Electroless Vs. Electrolytic Nickel Plating
Nickel is one of the most versatile metals used for plating purposes, offering solderability, conductivity, increased wear resistance, and corrosion resistance in a multitude of applications. There are two types of nickel plating – electrolytic and electroless nickel.
Electrolytic nickel is applied by passing an electric current through a solution called an electrolyte. A cathode and an anode are placed in an electrolyte solution and charged by an electrical current, and electrons are transferred from the anode (a sacrificial anode designed to be used up) and deposited on the cathode (the metal receiving electroplating). This deposits a pure nickel layer over the substrate being plated.

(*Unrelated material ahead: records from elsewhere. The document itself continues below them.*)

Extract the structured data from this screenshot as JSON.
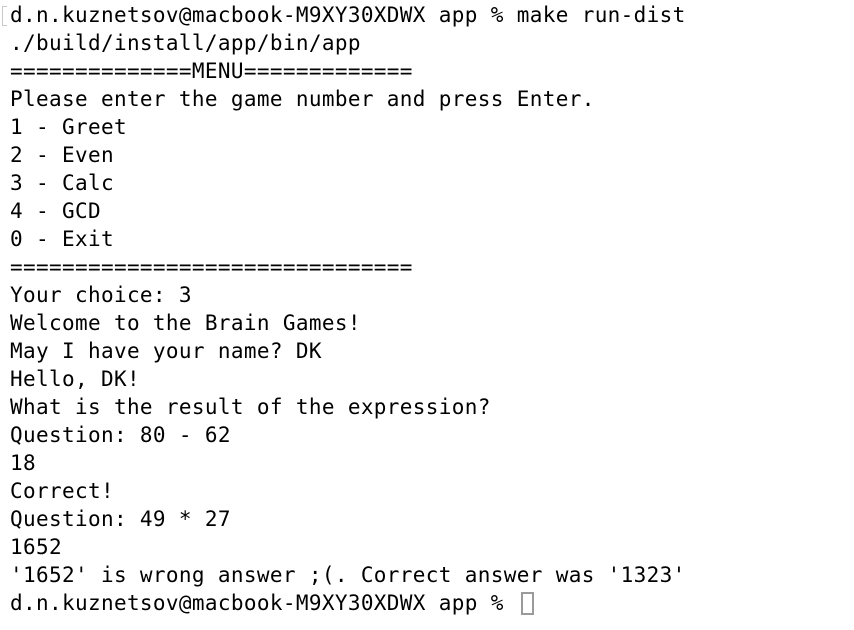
{
  "terminal": {
    "lines": [
      "d.n.kuznetsov@macbook-M9XY30XDWX app % make run-dist",
      "./build/install/app/bin/app",
      "==============MENU=============",
      "Please enter the game number and press Enter.",
      "1 - Greet",
      "2 - Even",
      "3 - Calc",
      "4 - GCD",
      "0 - Exit",
      "===============================",
      "Your choice: 3",
      "Welcome to the Brain Games!",
      "May I have your name? DK",
      "Hello, DK!",
      "What is the result of the expression?",
      "Question: 80 - 62",
      "18",
      "Correct!",
      "Question: 49 * 27",
      "1652",
      "'1652' is wrong answer ;(. Correct answer was '1323'"
    ],
    "prompt": "d.n.kuznetsov@macbook-M9XY30XDWX app % "
  }
}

Alternatively, electroless nickel is deposited as an alloy containing from 1% – 14% phosphorous, which helps decrease porosity for better corrosion resistance, and increase durability of the nickel.
Electroless nickel is deposited by a chemical reaction, requiring no electrical current, and allows for more uniform plating distribution because the plating will deposit wherever the solution touches the substrate, making it ideal for complicated geometries or one-way holes.
Electroless nickel offers an alternative to electrolytic nickel applications due to the differences in physical properties. Benefits of electroless nickel include:
Phosphorous in the phosophorous-nickel alloy provides greater protection against corrosion than the 99% pure nickel used in electrolytic nickel plating.
Uniform Plating Thickness
In electrolytic nickel plating, thickness is controlled by the current density. In parts with complex geometry, current density varies over the surface of the part. The autocatalytic reaction that occurs during electroless nickel plating produces much better surface coverage and uniform plating thickness because the nickel-phosphorous alloy coating will adhere to any area of the substrate where surface contact of the bath occurs.
Increased Surface Hardness
Electroless nickel can provide an extremely hard and more durable finish than electrolytic nickel, with an option to heat treat the finish for increased hardness. Increased surface hardness provides greater resistance to abrasion and wearing.
WPC offers both electrolytic nickel and electroless nickel with 7% phosphorous to provide a diversity of options to meet the needs of our customers. For specific questions about electroless nickel or electrolytic nickel plating, contact us directly, or request a quote.